Using MongoLab with Codenvy

Click this Factory to launch a project connected to MongoLab. You will need to insert your own MongoLab credentials into the source code after the project opens.

This tutorial explains how to integrate MongoLab with Codenvy. MongoLab provides MongoDB hosting on all the major cloud platforms — Amazon, Google, Joyent, Rackspace, and Windows Azure. This tutorial is with a Java project that makes use of MongoDB Java drivers.

Register With MongoLab

The Java drivers will make a call to MongoLab with a URL that requires MongoLab authentication.
MongoLab registration:
MongoLab docs:
MongoDB Java driver APIs:
MongoDB docs:

Create a Project

Now, login to your Codenvy workspace and create a WAR project named as ‘MongoLabSample’. This will have the following structure:

Create a pom.xml File

Use maven to add the MongoDB driver to your application:

      <name>Maven Repository Switchboard</name>

This will include the driver jar in your project as follows:
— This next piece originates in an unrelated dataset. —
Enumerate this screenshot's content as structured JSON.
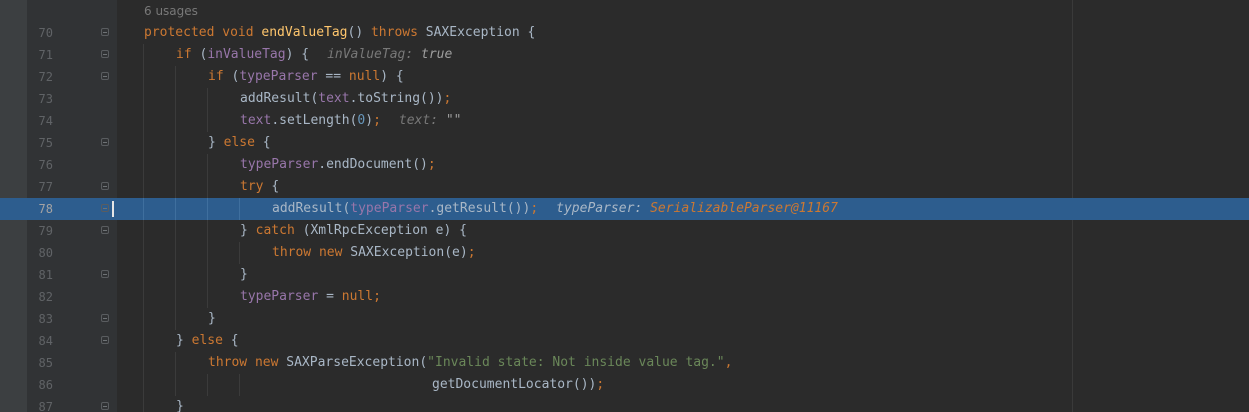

Create a Java Class

Now create a Java class named that will establish a MongoDB connection, create a MongoDB collection, insert data to the collection, update the collection and then retrieve the data to display the data on your console logs and then drop the collection and then close the connection. All this is done using the MongoDB Java driver API methods that make use of MongoDB queries. All this is done inside the method onInitialize() in the sample source Java class.

   public void onInitialize() throws UnknownHostException {

        // Create seed data
        final BasicDBObject[] seedData = createSeedData();
        // Standard URI format: mongodb://[dbuser:dbpassword@]host:port/dbname
        MongoClientURI uri = new MongoClientURI("mongodb://user:pass@host:port/db");
        MongoClient client = new MongoClient(uri);
        DB db = client.getDB(uri.getDatabase());
         * First we'll add a few songs. Nothing is required to create the
         * songs collection; it is created automatically when we insert.
        DBCollection songs = db.getCollection("songs");
         * Then we need to give Boyz II Men credit for their contribution to
         * the hit "One Sweet Day".
        BasicDBObject updateQuery = new BasicDBObject("song", "One Sweet Day");
        songs.update(updateQuery, new BasicDBObject("$set", new BasicDBObject("artist", "Mariah Carey ft. Boyz II Men")));
         * Finally we run a query which returns all the hits that spent 10
         * or more weeks at number 1.
        BasicDBObject findQuery = new BasicDBObject("weeksAtOne", new BasicDBObject("$gte",10));
        BasicDBObject orderBy = new BasicDBObject("decade", 1);

        DBCursor docs = songs.find(findQuery).sort(orderBy);

            DBObject doc =;
                "In the " + doc.get("decade") + ", " + doc.get("song") +
                " by " + doc.get("artist") + " topped the charts for " +
                doc.get("weeksAtOne") + " straight weeks."
        // Since this is an example, we'll clean up after ourselves.
        // Only close the connection when your app is terminating

Create an index.jsp File

Your Codenvy project will have an index.jsp which will invoke the Java class -

    com.codenvy.MongoLab mongoLab = new com.codenvy.MongoLab();

Now you build and run your Codenvy project and the response will be displayed in the console logs:


You can view your MongoDB instance to confirm the data set up that your application created and updated. Enjoy!